March 30, 2016
Foxconn, the Taiwan-based factory operator best known for assembling Apple’s iPhones, is acquiring two-thirds of Japanese electronics manufacturer Sharp, which supplies phone screens to Apple. The $3.5 billion deal, which follows a slew of public negotiations, rumors and setbacks, could provide Foxconn with leverage to make it a more attractive Apple partner. However, some analysts suggest that the acquisition will hand Foxconn an ailing and costly business. Foxconn is facing rising labor costs in China and a global slowdown in smartphones, while Apple diversifies its supply chain.
Foxconn has enjoyed double-digit sales growth in the past, but recently has experienced slowdowns to single-digit percentages. Meanwhile, Apple has sought to give iPhone assembly orders to others, including Taiwan-based manufacturer Pegatron, with a factory near Shanghai.
According to Bloomberg, Foxconn Technology Group chairman Terry Gou has been pursuing Foxconn for years, but efforts had met a series of obstacles.
Foxconn has now agreed to pay 389 billion yen ($3.5 billion) for a controlling stake in Sharp, which is 100 billion yen less than a deal proposed last month (Gou reportedly negotiated a lower price after learning of liabilities at Sharp).
While the previous deal had unanimous support from Sharp’s board, the revised offer faced opposition from 13 of the board’s directors.
“Using vast facilities in mainland China employing hundreds of thousands of workers, Foxconn figured out a way to assemble the iPhone at a cost low enough that middle-class Americans could afford it,” reports The New York Times.
“The business offered low profit margins, but the work buffed Foxconn’s financial results and cemented its status as the world’s largest maker of hardware for companies like Apple and Sony.”
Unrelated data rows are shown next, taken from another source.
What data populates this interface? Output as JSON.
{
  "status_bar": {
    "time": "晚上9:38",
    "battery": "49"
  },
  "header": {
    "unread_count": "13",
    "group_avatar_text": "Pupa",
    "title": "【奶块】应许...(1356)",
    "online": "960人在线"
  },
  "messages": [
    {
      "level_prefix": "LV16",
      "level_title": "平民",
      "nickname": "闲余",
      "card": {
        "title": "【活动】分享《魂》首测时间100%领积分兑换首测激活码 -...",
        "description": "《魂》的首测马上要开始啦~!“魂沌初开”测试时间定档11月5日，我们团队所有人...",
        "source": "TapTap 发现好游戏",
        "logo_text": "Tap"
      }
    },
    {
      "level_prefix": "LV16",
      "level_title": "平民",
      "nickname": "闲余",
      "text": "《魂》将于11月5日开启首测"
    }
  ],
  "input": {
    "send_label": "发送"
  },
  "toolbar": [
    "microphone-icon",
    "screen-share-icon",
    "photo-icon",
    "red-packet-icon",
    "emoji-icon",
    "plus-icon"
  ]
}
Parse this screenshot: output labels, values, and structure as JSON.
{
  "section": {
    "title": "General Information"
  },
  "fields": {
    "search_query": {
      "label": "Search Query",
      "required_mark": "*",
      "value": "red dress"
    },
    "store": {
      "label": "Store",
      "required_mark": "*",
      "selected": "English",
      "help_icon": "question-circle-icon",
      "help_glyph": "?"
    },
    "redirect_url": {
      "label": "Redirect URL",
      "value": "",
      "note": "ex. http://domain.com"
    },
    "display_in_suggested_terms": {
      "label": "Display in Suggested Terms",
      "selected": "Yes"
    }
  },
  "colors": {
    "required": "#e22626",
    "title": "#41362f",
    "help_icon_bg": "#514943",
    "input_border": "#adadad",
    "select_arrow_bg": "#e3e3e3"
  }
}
Gou is looking to expand Foxconn’s efforts beyond manufacturing and assembling to selling electronics directly to consumers.
“We have much that we want to achieve and I am confident that we will unlock Sharp’s true potential and together reach great heights,” he said.
“The sale of an iconic Japanese brand to a foreign company is rare in a country where struggling businesses have long been able to rely on the government and banks for support,” explains Bloomberg.
“INCJ was considered the frontrunner to take control of Sharp as the rescue process began. But Gou refused to back down. He flew to Japan repeatedly and met with government officials, Sharp’s board and its banks to press his case. The effort paid off.”
However, Sanford C. Bernstein analyst Alberto Moel suggests that the Sharp deal presents challenges for Foxconn. “Terry Gou is going to have to do some serious restructuring, spinouts, carve-outs, reduced head counts, centralizing things, and he’ll have to do it at a distance, across a sea with management he doesn’t really control,” Moel said. “It won’t be easy.”